Twitter Tumblr FlickrFacebookContact me
Now Previous Articles Road Essays Author Title Source Age Genre Series Format Inclusivity LGBTA Portfolio

Recent posts


Month in review

Reviews
Bera the One-Headed Troll by Eric Orchard
Blackbird Fly by Erin Entrada Kelly
Blue Highways by William Least Heat-Moon
Borrowed Crime by Laurie Cass
Dark Days by James Ponti
Death at Victoria Dock by Kerry Greenwood
The Detective's Assistant by Kate Hannigan
Doctor Who: The Roots of Evil by Philip Reeve
The Flying Beaver Brothers and the Crazy Critter Race by Maxwell Eaton III
For Today I Am a Boy by Kim Fu
Fred and Ted's Road Trip by Peter Eastman
Free Fall by David Wiesner
The Geek Feminist Revolution by Kameron Hurley
Ghostbusters: Get Real by Erik Burnham
Gone Crazy in Alabama by Rita Williams-Garcia
Hip Hop Family Tree, Vol. 3: 1983-1984 by Ed Piskor
The Light Between Oceans by M.L. Stedman
Lowriders to the Center of the Earth by Cathy Camper
The Master of Jalna by Mazo de la Roche
Murder on the Ballarat Train by Kerry Greenwood
Nothing Up My Sleeve by Diana López
Pete the Cat and His Magic Sunglasses by Kimberly and James Dean
The Pharos Gate by Nick Bantock
Retribution Falls by Chris Wooding
The River by Alessandro Sanna
Six Kids and a Stuffed Cat by Gary Paulsen
The Sleepover by Jen Malone
Threadbare by Monica Ferris
To Catch a Cheat by Varian Johnson
Underground Airlines by Ben H. Winters

Miscellaneous
Diversity report for September 2016

Previous month

Rating System

5 stars: Completely enjoyable or compelling
4 stars: Good but flawed
3 stars: Average
2 stars: OK
1 star: Did not finish

Reading Challenges

My Kind of Mystery Reading Challenge 2017 February - January 2017-8



Murder on the Ballarat Train: 09/14/16

Murder on the Ballarat Train by Kerry Greenwood

Murder on the Ballarat Train by Kerry Greenwood is the third of the Phryne Fisher mysteries and the inspiration for the second of the television series.

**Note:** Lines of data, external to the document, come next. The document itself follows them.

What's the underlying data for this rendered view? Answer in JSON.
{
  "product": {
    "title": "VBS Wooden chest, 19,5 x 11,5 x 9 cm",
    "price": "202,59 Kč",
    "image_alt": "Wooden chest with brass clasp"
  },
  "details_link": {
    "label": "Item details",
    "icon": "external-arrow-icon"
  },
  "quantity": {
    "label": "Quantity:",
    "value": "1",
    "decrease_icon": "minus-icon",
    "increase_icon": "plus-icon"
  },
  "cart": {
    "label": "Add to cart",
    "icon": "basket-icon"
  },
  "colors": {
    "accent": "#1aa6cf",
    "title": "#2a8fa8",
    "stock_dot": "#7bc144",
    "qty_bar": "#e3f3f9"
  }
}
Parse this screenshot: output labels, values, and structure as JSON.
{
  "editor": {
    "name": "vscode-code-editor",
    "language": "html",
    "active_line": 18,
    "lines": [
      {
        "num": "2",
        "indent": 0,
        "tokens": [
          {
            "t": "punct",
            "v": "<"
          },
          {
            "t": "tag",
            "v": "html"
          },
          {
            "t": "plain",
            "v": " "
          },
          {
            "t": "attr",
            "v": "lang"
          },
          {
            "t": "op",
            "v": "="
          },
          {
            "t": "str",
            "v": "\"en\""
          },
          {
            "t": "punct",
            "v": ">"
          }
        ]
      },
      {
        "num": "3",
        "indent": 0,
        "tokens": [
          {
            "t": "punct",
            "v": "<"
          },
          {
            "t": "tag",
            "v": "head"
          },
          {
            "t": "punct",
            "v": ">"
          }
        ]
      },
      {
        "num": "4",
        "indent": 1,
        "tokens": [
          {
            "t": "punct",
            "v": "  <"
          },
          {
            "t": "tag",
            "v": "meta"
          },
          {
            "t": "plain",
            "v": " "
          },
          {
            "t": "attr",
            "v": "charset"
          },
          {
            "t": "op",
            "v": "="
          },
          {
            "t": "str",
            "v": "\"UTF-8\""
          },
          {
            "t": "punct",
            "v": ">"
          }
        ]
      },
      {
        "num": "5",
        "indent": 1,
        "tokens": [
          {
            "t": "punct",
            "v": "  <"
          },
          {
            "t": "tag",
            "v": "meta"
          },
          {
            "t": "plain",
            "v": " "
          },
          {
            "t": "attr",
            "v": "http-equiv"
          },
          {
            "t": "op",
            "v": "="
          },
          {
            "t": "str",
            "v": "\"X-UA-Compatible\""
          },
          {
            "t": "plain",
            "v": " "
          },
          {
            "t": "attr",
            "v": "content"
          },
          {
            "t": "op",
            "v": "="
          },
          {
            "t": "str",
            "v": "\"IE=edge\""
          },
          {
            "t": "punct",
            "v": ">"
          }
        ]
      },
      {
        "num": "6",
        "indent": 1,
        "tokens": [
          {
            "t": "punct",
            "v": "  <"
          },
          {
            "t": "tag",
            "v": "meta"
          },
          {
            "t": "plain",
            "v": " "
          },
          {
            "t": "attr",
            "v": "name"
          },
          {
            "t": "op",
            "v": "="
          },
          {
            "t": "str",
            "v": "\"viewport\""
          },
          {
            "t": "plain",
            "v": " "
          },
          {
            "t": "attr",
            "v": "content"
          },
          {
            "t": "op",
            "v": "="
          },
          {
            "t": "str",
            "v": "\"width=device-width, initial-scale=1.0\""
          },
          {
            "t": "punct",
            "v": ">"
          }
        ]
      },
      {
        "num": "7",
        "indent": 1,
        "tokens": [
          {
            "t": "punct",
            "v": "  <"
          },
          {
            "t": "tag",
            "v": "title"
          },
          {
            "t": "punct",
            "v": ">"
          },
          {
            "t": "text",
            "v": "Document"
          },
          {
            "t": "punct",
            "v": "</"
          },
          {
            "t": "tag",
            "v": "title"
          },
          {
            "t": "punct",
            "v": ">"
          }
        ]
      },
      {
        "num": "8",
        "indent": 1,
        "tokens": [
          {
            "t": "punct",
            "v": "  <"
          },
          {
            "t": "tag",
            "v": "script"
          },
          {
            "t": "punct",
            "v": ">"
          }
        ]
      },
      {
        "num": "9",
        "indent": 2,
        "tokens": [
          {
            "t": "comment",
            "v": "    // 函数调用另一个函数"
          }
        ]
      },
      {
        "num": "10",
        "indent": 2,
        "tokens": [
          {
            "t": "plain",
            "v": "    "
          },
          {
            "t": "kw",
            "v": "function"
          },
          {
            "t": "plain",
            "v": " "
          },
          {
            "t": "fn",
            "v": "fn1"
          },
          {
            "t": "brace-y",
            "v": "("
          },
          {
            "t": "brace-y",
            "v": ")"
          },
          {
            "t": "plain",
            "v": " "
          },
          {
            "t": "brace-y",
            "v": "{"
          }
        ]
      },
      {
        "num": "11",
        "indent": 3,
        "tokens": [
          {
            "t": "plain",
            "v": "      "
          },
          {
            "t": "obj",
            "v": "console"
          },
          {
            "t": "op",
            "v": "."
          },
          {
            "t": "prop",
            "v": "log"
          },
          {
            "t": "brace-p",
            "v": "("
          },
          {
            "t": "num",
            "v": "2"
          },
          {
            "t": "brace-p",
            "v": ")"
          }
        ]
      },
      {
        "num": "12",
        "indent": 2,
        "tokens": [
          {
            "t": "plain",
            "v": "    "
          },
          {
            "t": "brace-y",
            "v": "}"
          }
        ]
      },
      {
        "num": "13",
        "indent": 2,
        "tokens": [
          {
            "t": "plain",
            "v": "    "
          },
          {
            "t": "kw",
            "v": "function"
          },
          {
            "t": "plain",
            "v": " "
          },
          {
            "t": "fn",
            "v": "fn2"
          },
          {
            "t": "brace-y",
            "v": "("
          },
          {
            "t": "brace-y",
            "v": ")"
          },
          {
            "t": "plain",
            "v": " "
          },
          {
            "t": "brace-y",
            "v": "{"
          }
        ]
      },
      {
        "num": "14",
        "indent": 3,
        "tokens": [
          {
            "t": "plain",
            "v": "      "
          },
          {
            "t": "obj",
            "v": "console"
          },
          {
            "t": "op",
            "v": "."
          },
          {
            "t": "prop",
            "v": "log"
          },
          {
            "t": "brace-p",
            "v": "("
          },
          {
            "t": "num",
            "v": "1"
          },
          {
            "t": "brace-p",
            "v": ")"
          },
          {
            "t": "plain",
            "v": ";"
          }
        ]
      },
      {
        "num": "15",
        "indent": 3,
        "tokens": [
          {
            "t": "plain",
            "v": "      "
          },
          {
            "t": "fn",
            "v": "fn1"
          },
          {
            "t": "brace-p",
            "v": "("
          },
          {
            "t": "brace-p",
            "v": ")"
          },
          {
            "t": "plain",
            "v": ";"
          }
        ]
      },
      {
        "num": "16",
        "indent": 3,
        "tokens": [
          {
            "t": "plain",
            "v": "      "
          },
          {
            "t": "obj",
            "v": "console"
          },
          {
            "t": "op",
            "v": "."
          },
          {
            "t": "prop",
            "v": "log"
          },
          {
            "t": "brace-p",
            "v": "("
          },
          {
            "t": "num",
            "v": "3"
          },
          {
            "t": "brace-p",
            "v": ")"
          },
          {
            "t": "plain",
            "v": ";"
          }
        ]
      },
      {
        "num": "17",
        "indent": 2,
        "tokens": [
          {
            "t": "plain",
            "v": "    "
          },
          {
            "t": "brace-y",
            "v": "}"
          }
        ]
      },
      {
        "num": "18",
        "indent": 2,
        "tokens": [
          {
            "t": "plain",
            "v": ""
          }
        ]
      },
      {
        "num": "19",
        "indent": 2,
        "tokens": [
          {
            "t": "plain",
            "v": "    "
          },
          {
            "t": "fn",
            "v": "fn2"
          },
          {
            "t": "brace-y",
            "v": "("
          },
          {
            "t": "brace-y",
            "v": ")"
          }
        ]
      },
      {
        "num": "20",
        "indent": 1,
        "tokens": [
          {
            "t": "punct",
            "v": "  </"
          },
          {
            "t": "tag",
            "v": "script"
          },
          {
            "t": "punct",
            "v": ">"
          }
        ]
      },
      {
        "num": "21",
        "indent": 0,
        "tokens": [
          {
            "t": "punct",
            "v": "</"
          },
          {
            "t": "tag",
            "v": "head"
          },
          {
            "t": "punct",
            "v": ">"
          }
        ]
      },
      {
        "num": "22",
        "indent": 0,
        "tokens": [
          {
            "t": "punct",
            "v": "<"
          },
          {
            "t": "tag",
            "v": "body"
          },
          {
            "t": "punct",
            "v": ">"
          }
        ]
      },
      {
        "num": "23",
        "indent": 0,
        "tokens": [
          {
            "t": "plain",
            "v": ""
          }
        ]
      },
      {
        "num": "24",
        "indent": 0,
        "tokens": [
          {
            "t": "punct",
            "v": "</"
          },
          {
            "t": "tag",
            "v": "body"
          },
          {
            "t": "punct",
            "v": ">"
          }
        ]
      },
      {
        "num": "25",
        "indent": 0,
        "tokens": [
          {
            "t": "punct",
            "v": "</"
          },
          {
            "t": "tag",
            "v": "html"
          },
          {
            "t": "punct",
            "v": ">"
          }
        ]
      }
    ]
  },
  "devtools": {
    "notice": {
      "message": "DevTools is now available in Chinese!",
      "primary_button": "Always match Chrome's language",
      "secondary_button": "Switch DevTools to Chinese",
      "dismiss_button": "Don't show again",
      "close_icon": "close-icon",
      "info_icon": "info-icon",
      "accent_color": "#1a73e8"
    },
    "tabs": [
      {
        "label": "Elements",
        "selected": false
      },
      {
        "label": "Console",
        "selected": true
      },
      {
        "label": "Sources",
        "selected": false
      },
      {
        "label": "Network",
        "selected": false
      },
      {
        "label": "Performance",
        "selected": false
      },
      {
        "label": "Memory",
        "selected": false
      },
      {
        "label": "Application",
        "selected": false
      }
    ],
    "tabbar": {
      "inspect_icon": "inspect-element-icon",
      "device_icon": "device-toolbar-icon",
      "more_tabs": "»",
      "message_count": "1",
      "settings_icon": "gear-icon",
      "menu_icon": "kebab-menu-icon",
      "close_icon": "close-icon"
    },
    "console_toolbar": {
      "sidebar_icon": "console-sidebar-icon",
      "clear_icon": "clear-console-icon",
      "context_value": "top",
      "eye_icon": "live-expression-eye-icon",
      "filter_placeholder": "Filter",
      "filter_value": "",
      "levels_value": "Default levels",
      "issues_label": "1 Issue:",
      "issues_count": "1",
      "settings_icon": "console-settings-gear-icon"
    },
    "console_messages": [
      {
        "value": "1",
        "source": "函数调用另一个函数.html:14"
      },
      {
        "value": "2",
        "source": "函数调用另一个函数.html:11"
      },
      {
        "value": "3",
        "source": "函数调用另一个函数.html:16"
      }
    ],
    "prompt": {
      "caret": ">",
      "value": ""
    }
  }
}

It's also the point where I've been convinced that I much prefer book Phryne to television Phryne.

Though the books are short, each one coming at around 175 pages, they are more detail oriented than the episodes. For instance, this book opens with Phyrne woken to the bitter smell of chloroform which has penetrated the entire first class car of the Ballarat Train. A woman is found with a rag of it to her face and burns from the chemical.

In the TV episode, the woman recovers within minutes and is carefully whisked away by Phyrne before Jack Robinson can interrogate her. While, yes, she does end up going home with Phryne it's a much more drawn out series of events. She spends about half of the book recovering from being chloroformed.

And that brings up the next big difference between book and TV. While both are set in and around Melbourne and the series is filmed in Melbourne, I suspect the TV producers have only limited access to places.

So rather than going to the place described, they go somewhere that can pass for it. Which means they can take short cuts and places are compressed for plot convenience. Meaning, that when the train to Ballarat is attacked and the woman's mother is murdered, somehow the train is within Jack Robinson's jurisdiction. It's also an easy trip for Mr. Butler to bring Phryne her car. Ballan, where the train stops for the night, is about 40 miles from Melbourne, not too far by modern standards but in the 1920s when highways were first being paved, 40 miles was a goodly distance in deed.

Then there's Phryne herself. Although she's still portrayed as a sexually liberated woman, she is more prim on TV than she is in the books. In The Train to Ballarat there is a young man on the rowing team. In the book there are two chapters dedicated to Phryne "interrogating" him from her bed. In the TV episode she says she couldn't possibly sleep with him while she's on a case!

Five stars

Comments (0)


Name:
Email (won't be posted):
Blog URL:
Comment: